Set up time of a tarp can be less than the simplest tent.

With no rigid poles, a tarp is just a big piece of fabric that can fill void spaces in your pack.

Start with Mountain Laurel Designs if you’re looking to buy a tarp.

#2. Dr. Bronners Castile Soap

Use it to sanitize your hands, brush your teeth, or check your air mattress for holes.

Dilute in a 1oz dropper bottle 1/3 Dr. Bronners and 2/3 water (by volume).

  • 5 drops on a dry toothbrush for toothpaste (don’t swallow it, and rinse mouth well)
  • 4 drops on wet hands before eating to keep yourself healthy (don’t forget to rinse your hands)
  • 6 drops in your pot or bowl to kill germs every few days, rinse well

#3. Hiking (Trekking) Poles

You’re hurting yourself (literally) by not using poles. While the exact number remains disputed, it is universally agreed upon that hiking poles do reduce stress on the body while hiking. Some speculate upwards of 25% stress reduction on the knees.

I recommend the Black Diamond Z Pole series. They pack down nicely to strap to the outside of my Gossamer Gear Gorilla (or Osprey Aether) when not in use I.E. boulder fields. The carbon versions weigh as little as 5oz per pole, which is important considering the energy expense of swinging any extra weight on your arms all day.

I bent my Black Diamond Distance poles (I didn’t have enough money for the carbon poles) by stupidly using them while glissading. Take my advice, pack these poles away when it would be wiser to use your hands. You and your poles will be the better for it. Going ultralight means knowing when (and when not) to use your gear.

Hiking poles are often a vital component of a good tarp pitch for me as well.

NOTE (12/4/14): I now highly recommend Gossamer Gear’s LT3C fixed length trekking pole for those with the budget and skill level to use them effectively.

#4. AquaMira

Forget pumps (heavy and bulky), gravity filters (unnecessarily complex and slow), or fancy UV light pens (unreliable and often ineffective).

AquaMira drops weigh 3oz (when full), never run out of batteries, take up less space than a headlamp, and will purify your water while you walk.

A single package of AquaMira drops will treat enough water to hike for “15-60 days“. In my experience, a new package of AquaMira will be used up in about 30-40 days on the trail.

Check out their site here.

NOTE (12/4/14): I now recommend bleach as a chemical purifier for backcountry travel. See my write up on my experience with bleach for water purification.

#5. Trail Runners
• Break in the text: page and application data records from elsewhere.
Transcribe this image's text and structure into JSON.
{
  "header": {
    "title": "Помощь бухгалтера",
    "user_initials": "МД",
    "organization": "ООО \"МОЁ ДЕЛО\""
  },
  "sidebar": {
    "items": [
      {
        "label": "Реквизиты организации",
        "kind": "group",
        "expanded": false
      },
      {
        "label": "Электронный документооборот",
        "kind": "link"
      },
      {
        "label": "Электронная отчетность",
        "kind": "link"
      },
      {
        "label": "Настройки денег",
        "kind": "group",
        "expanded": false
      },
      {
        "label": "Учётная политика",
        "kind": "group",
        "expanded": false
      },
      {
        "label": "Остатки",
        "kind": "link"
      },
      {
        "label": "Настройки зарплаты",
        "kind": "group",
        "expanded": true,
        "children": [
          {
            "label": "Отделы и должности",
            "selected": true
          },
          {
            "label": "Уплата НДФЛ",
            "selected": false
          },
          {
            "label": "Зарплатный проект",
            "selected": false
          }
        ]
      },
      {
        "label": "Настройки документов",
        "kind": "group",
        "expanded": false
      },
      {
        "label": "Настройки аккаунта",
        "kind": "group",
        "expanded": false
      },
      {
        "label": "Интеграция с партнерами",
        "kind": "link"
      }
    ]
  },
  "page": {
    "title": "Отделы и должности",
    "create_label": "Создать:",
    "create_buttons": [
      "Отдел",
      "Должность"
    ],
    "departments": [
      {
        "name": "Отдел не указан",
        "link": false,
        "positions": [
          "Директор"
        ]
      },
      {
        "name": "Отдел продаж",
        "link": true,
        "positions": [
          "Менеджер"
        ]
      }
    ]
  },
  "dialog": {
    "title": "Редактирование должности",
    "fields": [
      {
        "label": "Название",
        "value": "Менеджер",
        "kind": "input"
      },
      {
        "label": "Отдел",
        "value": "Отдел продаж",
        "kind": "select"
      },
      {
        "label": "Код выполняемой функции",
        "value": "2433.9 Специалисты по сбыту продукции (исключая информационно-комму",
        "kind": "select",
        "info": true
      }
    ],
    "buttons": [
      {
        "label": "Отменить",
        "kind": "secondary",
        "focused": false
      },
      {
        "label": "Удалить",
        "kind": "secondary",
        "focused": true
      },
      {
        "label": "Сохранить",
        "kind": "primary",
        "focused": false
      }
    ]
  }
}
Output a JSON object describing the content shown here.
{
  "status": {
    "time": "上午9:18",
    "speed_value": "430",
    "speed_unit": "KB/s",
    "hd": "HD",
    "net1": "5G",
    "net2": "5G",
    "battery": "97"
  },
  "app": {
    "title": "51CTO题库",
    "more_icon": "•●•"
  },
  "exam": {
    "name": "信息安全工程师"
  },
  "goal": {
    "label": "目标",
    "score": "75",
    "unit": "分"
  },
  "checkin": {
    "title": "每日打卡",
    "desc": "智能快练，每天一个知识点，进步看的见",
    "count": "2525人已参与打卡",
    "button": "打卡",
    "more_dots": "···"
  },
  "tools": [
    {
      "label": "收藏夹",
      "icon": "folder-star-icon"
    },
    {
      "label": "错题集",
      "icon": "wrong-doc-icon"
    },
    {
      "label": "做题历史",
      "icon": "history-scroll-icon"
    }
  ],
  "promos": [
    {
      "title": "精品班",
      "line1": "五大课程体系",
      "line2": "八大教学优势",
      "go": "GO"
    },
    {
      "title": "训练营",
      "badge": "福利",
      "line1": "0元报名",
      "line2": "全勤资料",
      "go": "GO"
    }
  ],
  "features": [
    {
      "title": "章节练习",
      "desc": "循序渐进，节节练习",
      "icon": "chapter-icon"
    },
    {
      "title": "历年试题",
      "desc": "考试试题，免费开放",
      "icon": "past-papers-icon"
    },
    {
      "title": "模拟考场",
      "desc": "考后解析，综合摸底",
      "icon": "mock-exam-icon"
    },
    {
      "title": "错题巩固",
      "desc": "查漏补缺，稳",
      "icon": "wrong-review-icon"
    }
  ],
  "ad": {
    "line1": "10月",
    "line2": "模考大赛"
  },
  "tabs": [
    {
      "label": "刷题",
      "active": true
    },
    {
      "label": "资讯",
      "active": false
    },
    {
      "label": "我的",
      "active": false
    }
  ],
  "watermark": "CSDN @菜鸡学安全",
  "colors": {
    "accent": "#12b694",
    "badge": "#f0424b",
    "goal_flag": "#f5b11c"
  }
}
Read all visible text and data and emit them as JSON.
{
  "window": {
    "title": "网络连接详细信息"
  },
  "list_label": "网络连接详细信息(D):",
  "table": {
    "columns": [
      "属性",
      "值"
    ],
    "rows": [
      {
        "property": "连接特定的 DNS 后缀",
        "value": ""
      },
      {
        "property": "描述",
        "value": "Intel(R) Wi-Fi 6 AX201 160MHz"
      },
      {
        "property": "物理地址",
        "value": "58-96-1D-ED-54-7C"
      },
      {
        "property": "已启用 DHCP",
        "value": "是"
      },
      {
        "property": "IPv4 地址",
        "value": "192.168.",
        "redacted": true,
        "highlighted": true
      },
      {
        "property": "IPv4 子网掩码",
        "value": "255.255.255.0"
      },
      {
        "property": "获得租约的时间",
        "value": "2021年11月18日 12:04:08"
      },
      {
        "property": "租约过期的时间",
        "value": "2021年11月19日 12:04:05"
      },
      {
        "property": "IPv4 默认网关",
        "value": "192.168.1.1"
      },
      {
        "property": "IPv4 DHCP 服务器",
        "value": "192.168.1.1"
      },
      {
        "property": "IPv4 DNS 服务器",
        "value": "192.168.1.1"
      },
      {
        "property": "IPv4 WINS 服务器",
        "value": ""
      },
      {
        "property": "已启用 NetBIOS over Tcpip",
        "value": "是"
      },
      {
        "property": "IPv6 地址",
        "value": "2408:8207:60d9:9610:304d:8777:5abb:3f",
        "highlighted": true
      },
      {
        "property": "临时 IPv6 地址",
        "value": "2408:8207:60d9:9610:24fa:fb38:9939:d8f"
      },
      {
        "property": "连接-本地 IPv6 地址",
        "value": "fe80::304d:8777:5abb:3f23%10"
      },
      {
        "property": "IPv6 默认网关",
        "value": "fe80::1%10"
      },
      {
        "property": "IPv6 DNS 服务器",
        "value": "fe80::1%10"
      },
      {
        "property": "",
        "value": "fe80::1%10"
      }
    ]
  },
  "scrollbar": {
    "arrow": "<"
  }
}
Forget hiking boots. With very few exceptions, they’re obsolete and ineffective in 3-season conditions.

Waterproof boots never keep the water out, the waterproofing wears out before the boot, and they invariably trap too much moisture inside the boot (from sweat). Also, THEY WEIGH A TON!

Weight on the feet is disproportionately more exhausting than weight carried on the torso.

Trail runners dry faster once wet, allow a much greater rate of transpiration, are more comfortable, cheaper, and (most importantly) can weigh 1/5 what a full boot does.

Once your pack weight is under 20lbs (hopefully closer to 10lbs), you won’t need the extra ankle support of a full boot.

Hit the trail with a pair of light runners, and you’ll never want to wear a boot again.